Volume 2016, Article ID 1723401, 9 pages
Research Article

Abnormal Pressure Pain, Touch Sensitivity, Proprioception, and Manual Dexterity in Children with Autism Spectrum Disorders

1University Institute of Health Sciences Research (IUNICS-IdISPa), University of the Balearic Islands, 07122 Palma de Mallorca, Spain
2Department of Nursing and Physiotherapy, University of the Balearic Islands, 07122 Palma de Mallorca, Spain
3Clinic of Physical Medicine and Rehabilitation, Brugmann University Hospital, 1020 Brussels, Belgium
4Institute of Neuroscience, Université catholique de Louvain, Brussels, Belgium

Received 30 July 2015; Revised 5 October 2015; Accepted 15 October 2015

Academic Editor: Etienne de Villers-Sidani

Copyright © 2016 Inmaculada Riquelme et al. This is an open access article distributed under the Creative Commons Attribution License, which permits unrestricted use, distribution, and reproduction in any medium, provided the original work is properly cited.

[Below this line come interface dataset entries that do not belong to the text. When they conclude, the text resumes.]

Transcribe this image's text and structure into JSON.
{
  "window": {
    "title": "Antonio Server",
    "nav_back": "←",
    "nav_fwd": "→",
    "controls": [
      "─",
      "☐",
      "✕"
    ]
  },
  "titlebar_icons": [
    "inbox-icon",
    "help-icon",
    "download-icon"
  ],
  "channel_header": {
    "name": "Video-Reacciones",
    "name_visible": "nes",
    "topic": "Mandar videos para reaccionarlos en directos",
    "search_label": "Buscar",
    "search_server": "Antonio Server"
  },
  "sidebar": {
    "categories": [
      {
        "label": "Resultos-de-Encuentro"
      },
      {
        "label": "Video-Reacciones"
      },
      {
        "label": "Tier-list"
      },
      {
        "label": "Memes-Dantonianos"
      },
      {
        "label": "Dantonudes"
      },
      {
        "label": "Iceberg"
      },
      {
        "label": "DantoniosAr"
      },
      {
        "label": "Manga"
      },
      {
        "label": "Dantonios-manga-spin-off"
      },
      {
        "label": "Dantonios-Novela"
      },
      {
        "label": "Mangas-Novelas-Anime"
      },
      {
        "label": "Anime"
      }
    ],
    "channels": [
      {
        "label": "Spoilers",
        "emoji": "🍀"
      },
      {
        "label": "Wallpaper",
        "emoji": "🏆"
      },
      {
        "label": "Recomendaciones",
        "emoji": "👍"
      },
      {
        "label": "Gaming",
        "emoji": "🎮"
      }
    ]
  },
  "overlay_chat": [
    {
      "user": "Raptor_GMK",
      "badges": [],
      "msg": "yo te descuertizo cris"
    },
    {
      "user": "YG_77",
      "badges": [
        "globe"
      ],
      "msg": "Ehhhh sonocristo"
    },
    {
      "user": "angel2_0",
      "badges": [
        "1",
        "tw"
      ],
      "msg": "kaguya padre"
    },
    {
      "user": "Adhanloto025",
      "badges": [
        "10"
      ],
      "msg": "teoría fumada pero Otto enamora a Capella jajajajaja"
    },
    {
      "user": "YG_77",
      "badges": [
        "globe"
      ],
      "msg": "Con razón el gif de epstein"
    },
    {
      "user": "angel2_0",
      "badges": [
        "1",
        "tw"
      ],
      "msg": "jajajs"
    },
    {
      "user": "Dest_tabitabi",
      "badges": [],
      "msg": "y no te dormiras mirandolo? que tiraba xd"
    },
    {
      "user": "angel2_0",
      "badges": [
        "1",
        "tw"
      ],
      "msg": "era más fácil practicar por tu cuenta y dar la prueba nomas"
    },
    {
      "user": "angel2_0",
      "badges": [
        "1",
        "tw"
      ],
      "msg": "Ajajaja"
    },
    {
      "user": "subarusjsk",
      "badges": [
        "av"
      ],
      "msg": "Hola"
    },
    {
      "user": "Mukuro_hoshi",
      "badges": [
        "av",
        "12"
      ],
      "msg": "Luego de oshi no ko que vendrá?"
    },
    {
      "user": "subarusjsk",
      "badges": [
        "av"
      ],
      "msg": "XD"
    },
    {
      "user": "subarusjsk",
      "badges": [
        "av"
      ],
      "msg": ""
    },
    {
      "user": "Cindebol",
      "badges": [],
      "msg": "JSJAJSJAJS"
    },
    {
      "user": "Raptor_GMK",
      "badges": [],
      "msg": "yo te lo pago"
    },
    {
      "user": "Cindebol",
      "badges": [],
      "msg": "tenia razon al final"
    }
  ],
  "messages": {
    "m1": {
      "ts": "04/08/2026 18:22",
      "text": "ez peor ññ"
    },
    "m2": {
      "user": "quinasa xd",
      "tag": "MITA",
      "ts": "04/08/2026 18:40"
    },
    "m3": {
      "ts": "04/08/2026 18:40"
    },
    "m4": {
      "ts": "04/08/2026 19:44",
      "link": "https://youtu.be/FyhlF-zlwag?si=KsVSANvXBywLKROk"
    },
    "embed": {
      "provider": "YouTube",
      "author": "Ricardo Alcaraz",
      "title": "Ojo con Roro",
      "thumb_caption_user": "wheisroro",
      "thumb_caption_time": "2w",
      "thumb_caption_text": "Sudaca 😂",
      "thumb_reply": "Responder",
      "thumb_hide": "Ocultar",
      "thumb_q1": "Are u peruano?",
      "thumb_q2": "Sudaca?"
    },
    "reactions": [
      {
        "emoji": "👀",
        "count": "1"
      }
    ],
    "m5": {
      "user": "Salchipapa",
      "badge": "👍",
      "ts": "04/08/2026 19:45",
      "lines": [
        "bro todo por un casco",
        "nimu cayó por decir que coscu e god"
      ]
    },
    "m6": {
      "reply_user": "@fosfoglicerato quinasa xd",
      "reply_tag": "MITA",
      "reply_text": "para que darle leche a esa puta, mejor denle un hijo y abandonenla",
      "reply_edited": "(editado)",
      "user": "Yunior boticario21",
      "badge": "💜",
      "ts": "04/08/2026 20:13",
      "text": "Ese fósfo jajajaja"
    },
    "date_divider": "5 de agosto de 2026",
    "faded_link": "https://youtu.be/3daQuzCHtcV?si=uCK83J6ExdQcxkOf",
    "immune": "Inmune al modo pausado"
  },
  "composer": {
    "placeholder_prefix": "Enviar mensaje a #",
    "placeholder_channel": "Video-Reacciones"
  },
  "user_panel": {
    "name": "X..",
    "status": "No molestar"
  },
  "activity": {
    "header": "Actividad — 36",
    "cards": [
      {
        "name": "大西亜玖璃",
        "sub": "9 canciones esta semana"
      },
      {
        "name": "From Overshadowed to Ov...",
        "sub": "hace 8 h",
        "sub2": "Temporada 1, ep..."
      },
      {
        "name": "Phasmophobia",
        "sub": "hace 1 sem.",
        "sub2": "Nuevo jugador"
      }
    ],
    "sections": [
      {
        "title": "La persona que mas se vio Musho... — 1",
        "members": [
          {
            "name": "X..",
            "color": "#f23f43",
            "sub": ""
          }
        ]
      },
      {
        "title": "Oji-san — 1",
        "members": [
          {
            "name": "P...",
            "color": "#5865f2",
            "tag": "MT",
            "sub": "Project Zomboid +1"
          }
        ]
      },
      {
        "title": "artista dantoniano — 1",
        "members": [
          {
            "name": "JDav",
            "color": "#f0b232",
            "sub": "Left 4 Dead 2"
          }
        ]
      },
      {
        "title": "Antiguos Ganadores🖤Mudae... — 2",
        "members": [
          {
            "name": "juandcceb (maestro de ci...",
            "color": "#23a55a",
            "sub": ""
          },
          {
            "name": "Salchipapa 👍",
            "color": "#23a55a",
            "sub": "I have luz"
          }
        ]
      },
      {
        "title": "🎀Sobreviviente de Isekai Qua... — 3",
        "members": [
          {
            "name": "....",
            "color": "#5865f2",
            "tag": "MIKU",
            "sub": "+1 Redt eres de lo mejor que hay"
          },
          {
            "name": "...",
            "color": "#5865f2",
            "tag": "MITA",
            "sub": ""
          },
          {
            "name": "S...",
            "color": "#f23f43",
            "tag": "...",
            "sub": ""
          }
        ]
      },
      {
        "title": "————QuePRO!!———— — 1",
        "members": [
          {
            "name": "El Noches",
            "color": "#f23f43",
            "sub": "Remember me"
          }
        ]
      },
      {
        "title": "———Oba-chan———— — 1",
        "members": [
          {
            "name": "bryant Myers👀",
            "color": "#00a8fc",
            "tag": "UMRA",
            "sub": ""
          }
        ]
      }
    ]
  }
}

Children with autism spectrum disorders (ASD) often display an abnormal reactivity to tactile stimuli, altered pain perception, and lower motor skills than healthy children. Nevertheless, these motor and sensory deficits have been mostly assessed by using clinical observation and self-report questionnaires. The present study aims to explore somatosensory and motor function in children with ASD by using standardized and objective testing procedures. Methods. Tactile and pressure pain thresholds in hands and lips, stereognosis, proprioception, and fine motor performance of the upper limbs were assessed in high-functioning children with ASD and compared with typically developing peers .  Results. Children with ASD showed increased pain sensitivity, increased touch sensitivity in C-tactile afferents innervated areas, and diminished fine motor performance and proprioception compared to healthy children. No group differences were observed for stereognosis. Conclusion. Increased pain sensitivity and increased touch sensitivity in areas classically related to affective touch (C-tactile afferents innervated areas) may explain typical avoiding behaviors associated with hypersensitivity. Both sensory and motor impairments should be assessed and treated in children with ASD.